WHAT YOU SHOULD DO | Copy each line in the data below that contains the word "true".

* * * *

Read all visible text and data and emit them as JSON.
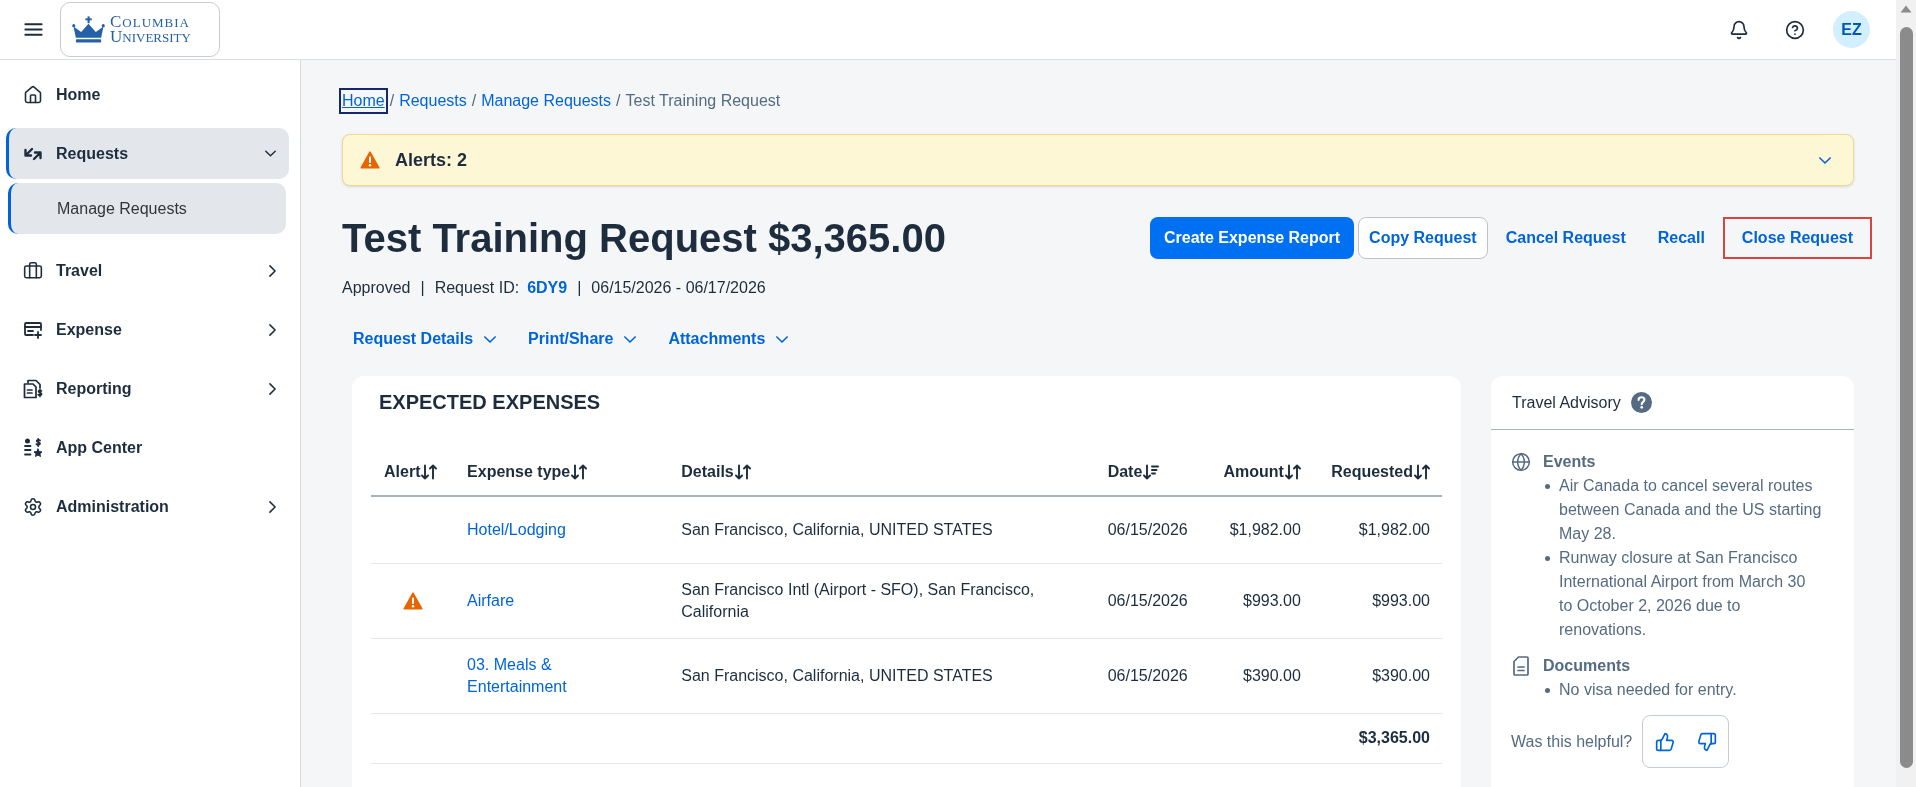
{
  "header": {
    "logo_lines": [
      "COLUMBIA",
      "UNIVERSITY"
    ],
    "avatar_initials": "EZ"
  },
  "sidebar": {
    "items": [
      {
        "label": "Home",
        "selected": false
      },
      {
        "label": "Requests",
        "selected": true,
        "expanded": true,
        "children": [
          {
            "label": "Manage Requests",
            "selected": true
          }
        ]
      },
      {
        "label": "Travel",
        "selected": false,
        "expanded": false
      },
      {
        "label": "Expense",
        "selected": false,
        "expanded": false
      },
      {
        "label": "Reporting",
        "selected": false,
        "expanded": false
      },
      {
        "label": "App Center",
        "selected": false
      },
      {
        "label": "Administration",
        "selected": false,
        "expanded": false
      }
    ]
  },
  "breadcrumb": [
    {
      "kind": "link",
      "text": "Home",
      "focused": true
    },
    {
      "kind": "separator",
      "text": "/"
    },
    {
      "kind": "link",
      "text": "Requests",
      "focused": false
    },
    {
      "kind": "separator",
      "text": "/"
    },
    {
      "kind": "link",
      "text": "Manage Requests",
      "focused": false
    },
    {
      "kind": "separator",
      "text": "/"
    },
    {
      "kind": "current",
      "text": "Test Training Request"
    }
  ],
  "alerts": {
    "label": "Alerts: 2",
    "expanded": false
  },
  "title": "Test Training Request $3,365.00",
  "actions": [
    {
      "label": "Create Expense Report",
      "kind": "primary",
      "highlighted": false
    },
    {
      "label": "Copy Request",
      "kind": "secondary",
      "highlighted": false
    },
    {
      "label": "Cancel Request",
      "kind": "link",
      "highlighted": false
    },
    {
      "label": "Recall",
      "kind": "link",
      "highlighted": false
    },
    {
      "label": "Close Request",
      "kind": "link",
      "highlighted": true
    }
  ],
  "summary": [
    {
      "kind": "status",
      "text": "Approved"
    },
    {
      "kind": "separator",
      "text": "|"
    },
    {
      "kind": "label",
      "text": "Request ID:"
    },
    {
      "kind": "id",
      "text": "6DY9"
    },
    {
      "kind": "separator",
      "text": "|"
    },
    {
      "kind": "dates",
      "text": "06/15/2026 - 06/17/2026"
    }
  ],
  "menus": [
    {
      "label": "Request Details",
      "expanded": false
    },
    {
      "label": "Print/Share",
      "expanded": false
    },
    {
      "label": "Attachments",
      "expanded": false
    }
  ],
  "expected_expenses": {
    "title": "EXPECTED EXPENSES",
    "columns": [
      {
        "label": "Alert",
        "sorted": false
      },
      {
        "label": "Expense type",
        "sorted": false
      },
      {
        "label": "Details",
        "sorted": false
      },
      {
        "label": "Date",
        "sorted": true
      },
      {
        "label": "Amount",
        "sorted": false
      },
      {
        "label": "Requested",
        "sorted": false
      }
    ],
    "rows": [
      {
        "alert": false,
        "expense_type": "Hotel/Lodging",
        "details": "San Francisco, California, UNITED STATES",
        "date": "06/15/2026",
        "amount": "$1,982.00",
        "requested": "$1,982.00"
      },
      {
        "alert": true,
        "expense_type": "Airfare",
        "details": "San Francisco Intl (Airport - SFO), San Francisco, California",
        "date": "06/15/2026",
        "amount": "$993.00",
        "requested": "$993.00"
      },
      {
        "alert": false,
        "expense_type": "03. Meals & Entertainment",
        "details": "San Francisco, California, UNITED STATES",
        "date": "06/15/2026",
        "amount": "$390.00",
        "requested": "$390.00"
      }
    ],
    "total": "$3,365.00"
  },
  "travel_advisory": {
    "title": "Travel Advisory",
    "sections": [
      {
        "heading": "Events",
        "items": [
          "Air Canada to cancel several routes between Canada and the US starting May 28.",
          "Runway closure at San Francisco International Airport from March 30 to October 2, 2026 due to renovations."
        ]
      },
      {
        "heading": "Documents",
        "items": [
          "No visa needed for entry."
        ]
      }
    ],
    "feedback_question": "Was this helpful?"
  }
}
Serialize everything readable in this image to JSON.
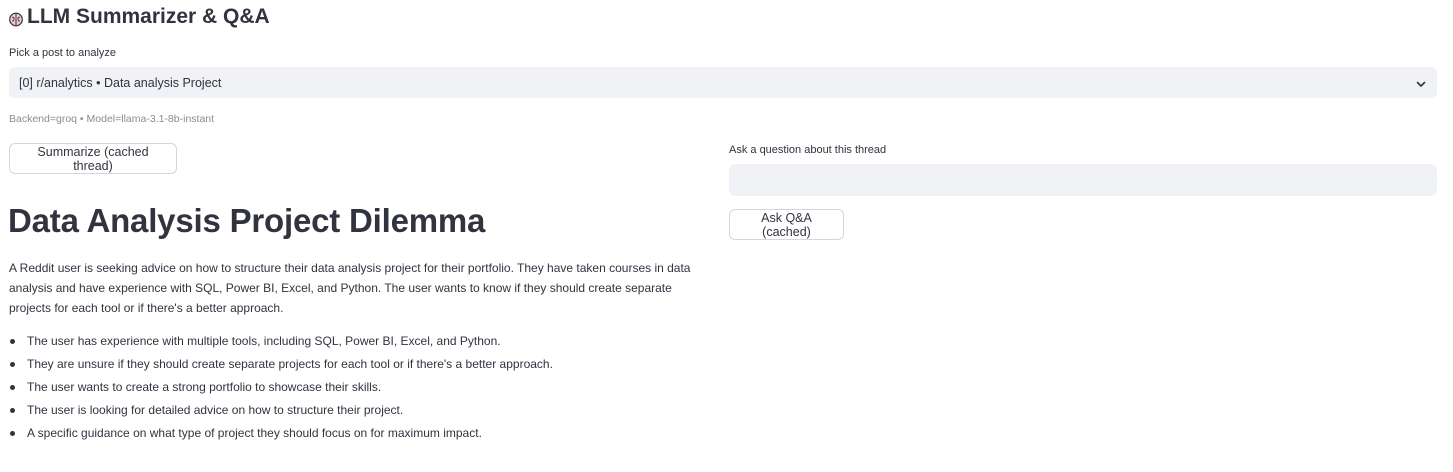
{
  "app": {
    "title": "LLM Summarizer & Q&A",
    "title_icon": "brain-icon"
  },
  "post_select": {
    "label": "Pick a post to analyze",
    "selected": "[0] r/analytics • Data analysis Project",
    "icon": "chevron-down-icon"
  },
  "backend_caption": "Backend=groq • Model=llama-3.1-8b-instant",
  "summarize_button": {
    "label": "Summarize (cached thread)"
  },
  "qa": {
    "label": "Ask a question about this thread",
    "value": "",
    "button_label": "Ask Q&A (cached)"
  },
  "summary": {
    "heading": "Data Analysis Project Dilemma",
    "paragraph": "A Reddit user is seeking advice on how to structure their data analysis project for their portfolio. They have taken courses in data analysis and have experience with SQL, Power BI, Excel, and Python. The user wants to know if they should create separate projects for each tool or if there's a better approach.",
    "bullets": [
      "The user has experience with multiple tools, including SQL, Power BI, Excel, and Python.",
      "They are unsure if they should create separate projects for each tool or if there's a better approach.",
      "The user wants to create a strong portfolio to showcase their skills.",
      "The user is looking for detailed advice on how to structure their project.",
      "A specific guidance on what type of project they should focus on for maximum impact."
    ]
  },
  "colors": {
    "text": "#31333f",
    "input_bg": "#f0f2f6",
    "caption": "#8a8c93",
    "border": "#d4d6dc"
  }
}
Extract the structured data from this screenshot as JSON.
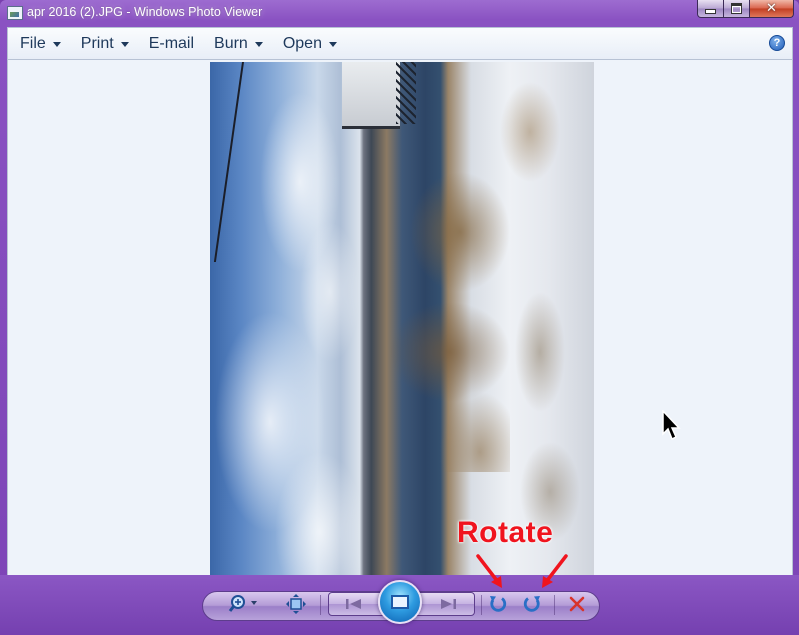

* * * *

THE COMPLETED TASK |
        "selected": true,
        "expanded": true,
            "selected": true
      "focused": true
      "highlighted": true
        "sorted": true
        "alert": true,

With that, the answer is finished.